8:38 PM, 6 December, 2013
Between 1924 and 1928, the Virginia General Assembly acted to create a World War Memorial Commission and build a lasting memorial to the heroic efforts of Virginia’s World War I servicemen and servicewomen.
The City donated a building site in Byrd Park. The War Memorial Carillon is 240 feet high and The Carillon instrument was built by John Taylor Bell Founders of England.
The Carillon Tower originally carried sixty-six bells, but played fifty-three notes - the top thirteen notes had duplicate bells in an unsuccessful effort to produce a louder sound. When the carillon was renovated in the early 1970’s, the thirty-four bells which played the highest twenty-one notes were recast into twenty-one new bells with thicker profiles than the originals, producing a better sound. Now there are fifty-three bells for fifty-three notes.

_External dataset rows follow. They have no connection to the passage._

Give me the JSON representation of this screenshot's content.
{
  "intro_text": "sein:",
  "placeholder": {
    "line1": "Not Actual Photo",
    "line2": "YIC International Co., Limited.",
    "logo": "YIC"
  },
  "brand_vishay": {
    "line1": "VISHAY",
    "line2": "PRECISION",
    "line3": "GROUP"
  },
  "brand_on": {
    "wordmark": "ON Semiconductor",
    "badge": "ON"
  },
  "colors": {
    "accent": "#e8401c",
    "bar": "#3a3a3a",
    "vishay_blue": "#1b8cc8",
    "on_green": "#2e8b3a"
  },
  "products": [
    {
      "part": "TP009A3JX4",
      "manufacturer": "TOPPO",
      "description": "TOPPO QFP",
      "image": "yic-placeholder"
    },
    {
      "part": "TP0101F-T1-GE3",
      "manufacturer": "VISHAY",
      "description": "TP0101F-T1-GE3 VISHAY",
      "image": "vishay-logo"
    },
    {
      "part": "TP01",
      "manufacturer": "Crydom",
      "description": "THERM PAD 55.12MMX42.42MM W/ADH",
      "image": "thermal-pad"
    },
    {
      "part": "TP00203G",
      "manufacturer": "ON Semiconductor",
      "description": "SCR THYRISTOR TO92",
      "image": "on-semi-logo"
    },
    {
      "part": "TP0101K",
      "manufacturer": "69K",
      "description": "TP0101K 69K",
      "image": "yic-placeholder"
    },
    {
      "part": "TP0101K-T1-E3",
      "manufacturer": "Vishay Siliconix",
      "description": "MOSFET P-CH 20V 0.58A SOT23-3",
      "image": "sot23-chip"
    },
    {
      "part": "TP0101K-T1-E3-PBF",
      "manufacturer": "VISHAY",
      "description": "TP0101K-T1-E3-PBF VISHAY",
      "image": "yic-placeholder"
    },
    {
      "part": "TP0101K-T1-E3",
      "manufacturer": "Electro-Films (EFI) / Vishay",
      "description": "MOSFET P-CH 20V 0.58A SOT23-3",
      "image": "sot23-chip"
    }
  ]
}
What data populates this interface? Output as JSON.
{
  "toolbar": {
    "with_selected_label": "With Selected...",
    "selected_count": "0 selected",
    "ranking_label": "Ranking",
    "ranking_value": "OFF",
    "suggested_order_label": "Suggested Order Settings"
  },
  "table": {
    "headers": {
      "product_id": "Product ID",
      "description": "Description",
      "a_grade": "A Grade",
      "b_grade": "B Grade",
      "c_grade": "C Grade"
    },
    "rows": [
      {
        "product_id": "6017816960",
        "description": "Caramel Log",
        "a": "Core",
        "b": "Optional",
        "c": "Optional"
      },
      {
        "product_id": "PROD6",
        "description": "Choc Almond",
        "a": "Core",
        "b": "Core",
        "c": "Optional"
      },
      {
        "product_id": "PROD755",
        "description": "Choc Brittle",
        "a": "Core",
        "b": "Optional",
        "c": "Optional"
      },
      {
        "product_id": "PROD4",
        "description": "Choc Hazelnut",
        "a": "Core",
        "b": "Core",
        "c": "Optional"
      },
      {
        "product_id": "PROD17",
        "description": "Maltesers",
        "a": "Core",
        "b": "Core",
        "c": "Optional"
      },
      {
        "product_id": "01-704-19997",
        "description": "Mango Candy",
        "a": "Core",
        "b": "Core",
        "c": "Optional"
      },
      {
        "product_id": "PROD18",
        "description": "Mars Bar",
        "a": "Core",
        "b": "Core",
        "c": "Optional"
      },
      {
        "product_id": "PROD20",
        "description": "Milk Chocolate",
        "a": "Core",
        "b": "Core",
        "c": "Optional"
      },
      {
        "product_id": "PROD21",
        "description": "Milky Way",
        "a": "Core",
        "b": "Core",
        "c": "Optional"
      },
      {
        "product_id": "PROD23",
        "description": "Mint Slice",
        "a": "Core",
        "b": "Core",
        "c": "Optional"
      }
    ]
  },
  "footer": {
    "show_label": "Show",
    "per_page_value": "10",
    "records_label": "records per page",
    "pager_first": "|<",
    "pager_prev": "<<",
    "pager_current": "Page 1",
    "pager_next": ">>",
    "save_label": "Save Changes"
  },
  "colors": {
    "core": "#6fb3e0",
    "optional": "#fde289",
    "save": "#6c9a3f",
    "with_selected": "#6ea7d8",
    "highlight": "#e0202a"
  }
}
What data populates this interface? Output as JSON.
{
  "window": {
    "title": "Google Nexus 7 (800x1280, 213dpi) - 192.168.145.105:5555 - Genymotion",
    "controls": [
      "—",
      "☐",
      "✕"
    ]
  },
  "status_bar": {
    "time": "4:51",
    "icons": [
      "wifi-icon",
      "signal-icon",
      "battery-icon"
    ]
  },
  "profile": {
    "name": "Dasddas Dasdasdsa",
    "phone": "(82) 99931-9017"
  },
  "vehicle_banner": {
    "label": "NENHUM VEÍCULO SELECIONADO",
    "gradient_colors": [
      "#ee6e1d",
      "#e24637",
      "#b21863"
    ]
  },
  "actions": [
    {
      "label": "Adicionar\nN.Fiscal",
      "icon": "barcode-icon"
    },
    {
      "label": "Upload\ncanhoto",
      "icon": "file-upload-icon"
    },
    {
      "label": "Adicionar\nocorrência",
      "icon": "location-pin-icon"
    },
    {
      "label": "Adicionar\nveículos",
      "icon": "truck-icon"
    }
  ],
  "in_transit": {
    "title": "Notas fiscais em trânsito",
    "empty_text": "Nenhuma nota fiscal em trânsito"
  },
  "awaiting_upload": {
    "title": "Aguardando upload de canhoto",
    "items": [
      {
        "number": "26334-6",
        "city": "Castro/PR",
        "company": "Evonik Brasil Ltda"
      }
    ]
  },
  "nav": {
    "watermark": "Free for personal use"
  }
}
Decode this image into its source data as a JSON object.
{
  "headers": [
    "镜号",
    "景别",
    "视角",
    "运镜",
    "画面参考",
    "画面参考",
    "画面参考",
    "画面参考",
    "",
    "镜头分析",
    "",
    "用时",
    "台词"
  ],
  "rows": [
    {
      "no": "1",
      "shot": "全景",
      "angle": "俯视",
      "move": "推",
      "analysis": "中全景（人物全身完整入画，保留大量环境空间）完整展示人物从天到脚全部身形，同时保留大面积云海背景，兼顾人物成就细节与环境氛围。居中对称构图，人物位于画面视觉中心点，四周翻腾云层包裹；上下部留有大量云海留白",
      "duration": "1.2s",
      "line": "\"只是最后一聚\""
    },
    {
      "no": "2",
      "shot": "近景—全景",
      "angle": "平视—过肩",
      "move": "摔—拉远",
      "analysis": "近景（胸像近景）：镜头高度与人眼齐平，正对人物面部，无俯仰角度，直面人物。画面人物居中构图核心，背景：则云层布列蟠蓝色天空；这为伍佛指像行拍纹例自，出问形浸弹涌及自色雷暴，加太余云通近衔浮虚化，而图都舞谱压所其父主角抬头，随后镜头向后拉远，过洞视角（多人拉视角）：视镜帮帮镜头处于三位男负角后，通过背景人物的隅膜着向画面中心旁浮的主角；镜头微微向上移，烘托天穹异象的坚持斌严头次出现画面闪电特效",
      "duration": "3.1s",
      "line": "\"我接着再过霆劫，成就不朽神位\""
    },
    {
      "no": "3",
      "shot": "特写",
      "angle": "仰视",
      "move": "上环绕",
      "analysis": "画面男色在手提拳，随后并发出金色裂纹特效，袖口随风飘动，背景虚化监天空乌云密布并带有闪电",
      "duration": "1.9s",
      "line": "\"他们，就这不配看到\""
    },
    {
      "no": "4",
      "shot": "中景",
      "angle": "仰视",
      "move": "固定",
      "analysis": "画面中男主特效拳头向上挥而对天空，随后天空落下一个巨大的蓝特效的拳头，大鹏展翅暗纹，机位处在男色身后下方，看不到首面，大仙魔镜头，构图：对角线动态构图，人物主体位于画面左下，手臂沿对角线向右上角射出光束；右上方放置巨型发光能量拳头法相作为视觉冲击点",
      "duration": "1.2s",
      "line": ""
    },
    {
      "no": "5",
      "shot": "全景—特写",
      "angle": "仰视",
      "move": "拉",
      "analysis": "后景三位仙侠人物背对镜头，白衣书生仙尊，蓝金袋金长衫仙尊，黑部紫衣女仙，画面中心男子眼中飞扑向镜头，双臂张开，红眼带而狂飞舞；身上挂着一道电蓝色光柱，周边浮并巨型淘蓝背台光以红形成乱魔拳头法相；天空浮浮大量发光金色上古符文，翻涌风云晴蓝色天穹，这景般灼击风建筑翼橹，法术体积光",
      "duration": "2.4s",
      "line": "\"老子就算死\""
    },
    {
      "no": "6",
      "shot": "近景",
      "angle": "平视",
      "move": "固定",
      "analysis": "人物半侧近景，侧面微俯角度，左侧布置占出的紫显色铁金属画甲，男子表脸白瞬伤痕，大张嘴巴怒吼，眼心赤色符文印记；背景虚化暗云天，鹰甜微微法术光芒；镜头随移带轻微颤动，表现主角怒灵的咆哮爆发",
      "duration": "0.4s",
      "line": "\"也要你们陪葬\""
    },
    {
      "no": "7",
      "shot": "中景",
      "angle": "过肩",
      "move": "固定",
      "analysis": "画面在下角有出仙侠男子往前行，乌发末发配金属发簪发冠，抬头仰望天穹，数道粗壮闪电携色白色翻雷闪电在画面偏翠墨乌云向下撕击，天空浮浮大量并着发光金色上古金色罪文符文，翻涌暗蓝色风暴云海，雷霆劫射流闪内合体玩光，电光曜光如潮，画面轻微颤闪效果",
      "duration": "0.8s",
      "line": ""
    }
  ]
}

Carillon concerts are usually played on veteran-related holidays (Memorial Day, Veteran’s Day, Flag Day and Labor Day) and a spring series of concerts have been funded in the past by the Civic Associations.
information source: richmond.gov
sure, money can’t buy you “happiness” but it can buy you a sense of financial security, remove the worry of not being able to feed yourself, remove the fear of losing your house, remove the discomfort of not being able to socialize because you don’t have the money to go out, and also it can buy you the new pokemon game and that’s pretty fucking close
I’m glad the portrait of Ben Franklin stayed the same on the new $100 bill. There’s something about his slight, tight frown, the paternal hint of disappointment in his eyes and those pursed, sealed lips that seem to say, “I don’t approve of what you’re doing, but I can’t stop you from rolling this banknote into a straw and ripping a fat rail of white lightning in the Buffalo Wild Wings handicapped bathroom stall, you goddamn beautiful disaster.”